Immediately following both testing sessions, the researchers crunched the data. On average, this study showed that, during a Tabata workout, subjects averaged 86 percent of HRmax (range of 84—88 percent) and 74 percent of VO2max (range of 67—81 percent)—both of which meet or exceed established industry guidelines for improving cardio fitness and modifying body composition.

As for calorie burning, the 16 subjects burned between 240 and 360 kcals during the workout, for an average of 15 kcals per minute burned. Again, Tabata met established guidelines for calorie expenditure for improving health and facilitating weight loss. On average, subjects also anecdotally perceived Tabata to be pretty darn tough. The average RPE was 15.4 (rated as “hard”). Meanwhile, blood lactate levels averaged 12.1 mmol/L following the workouts, suggesting that subjects were working out well above their lactate thresholds.


“The great thing about Tabata is it’s a short workout—only 20 minutes—and it incorporates your total body, so it’s working every muscle group that you possibly can,” says Embert, referring specifically to the Tabata-style workout she designed.

Basically, if you work hard enough, even for just four minutes, you really should be able to get into decent cardiovascular shape. Do the full 20-minute workout shown here and your results will be much better.

“I think with his research, Tabata was trying to prove that if you work people hard enough—if you work at high enough intensity—you can get in shape in a very short period of time,” says Porcari. “The flip side is, if you’re in good shape and you’re limited on time, you can definitely maintain your fitness. It’s just another trick in the arsenal of helping people get and stay in shape.”

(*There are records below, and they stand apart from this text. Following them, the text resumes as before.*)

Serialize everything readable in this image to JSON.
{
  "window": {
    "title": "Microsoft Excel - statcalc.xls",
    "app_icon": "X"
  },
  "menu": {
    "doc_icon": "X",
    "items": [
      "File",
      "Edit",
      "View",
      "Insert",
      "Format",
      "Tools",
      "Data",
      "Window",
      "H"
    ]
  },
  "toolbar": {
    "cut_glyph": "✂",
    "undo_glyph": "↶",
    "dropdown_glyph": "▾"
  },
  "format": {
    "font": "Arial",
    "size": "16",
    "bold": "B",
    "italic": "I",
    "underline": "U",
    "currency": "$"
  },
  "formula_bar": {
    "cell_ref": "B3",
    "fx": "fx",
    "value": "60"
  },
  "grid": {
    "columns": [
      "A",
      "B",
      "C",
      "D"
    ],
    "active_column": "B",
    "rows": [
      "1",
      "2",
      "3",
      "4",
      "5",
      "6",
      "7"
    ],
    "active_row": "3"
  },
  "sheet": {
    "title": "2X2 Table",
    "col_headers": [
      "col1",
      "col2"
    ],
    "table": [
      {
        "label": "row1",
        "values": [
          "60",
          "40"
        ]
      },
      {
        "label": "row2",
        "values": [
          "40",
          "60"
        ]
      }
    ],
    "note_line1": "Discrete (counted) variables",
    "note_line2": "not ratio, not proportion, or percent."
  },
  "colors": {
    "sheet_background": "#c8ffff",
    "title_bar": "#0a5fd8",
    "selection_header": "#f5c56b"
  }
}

That said, based on the intensity of a Tabata workout, the average non-exerciser should be very careful with this type of training. “It could be potentially dangerous for them to be working this hard,” he says. “Before people even attempt Tabata they probably need to have a pretty decent baseline level of fitness.”

Thus, Emberts recommends only doing Tabata-style workouts two to three times a week with 48 to 72 hours rest between each session. And Porcari puts it all into perspective: “People need to realize that to get into shape, to really reap the benefits of Tabata training, it’s the intensity part that gets you into shape, not the four minutes.”

Four minutes to fitness? Maybe not, but clearly, based on the evidence, short-burst, high-intensity training is the real deal. And adapting Tabata-style training to fit your client’s workouts is without a doubt another very effective approach you can employ to help them achieve their goals.

This study was funded solely by the American Council on Exercise.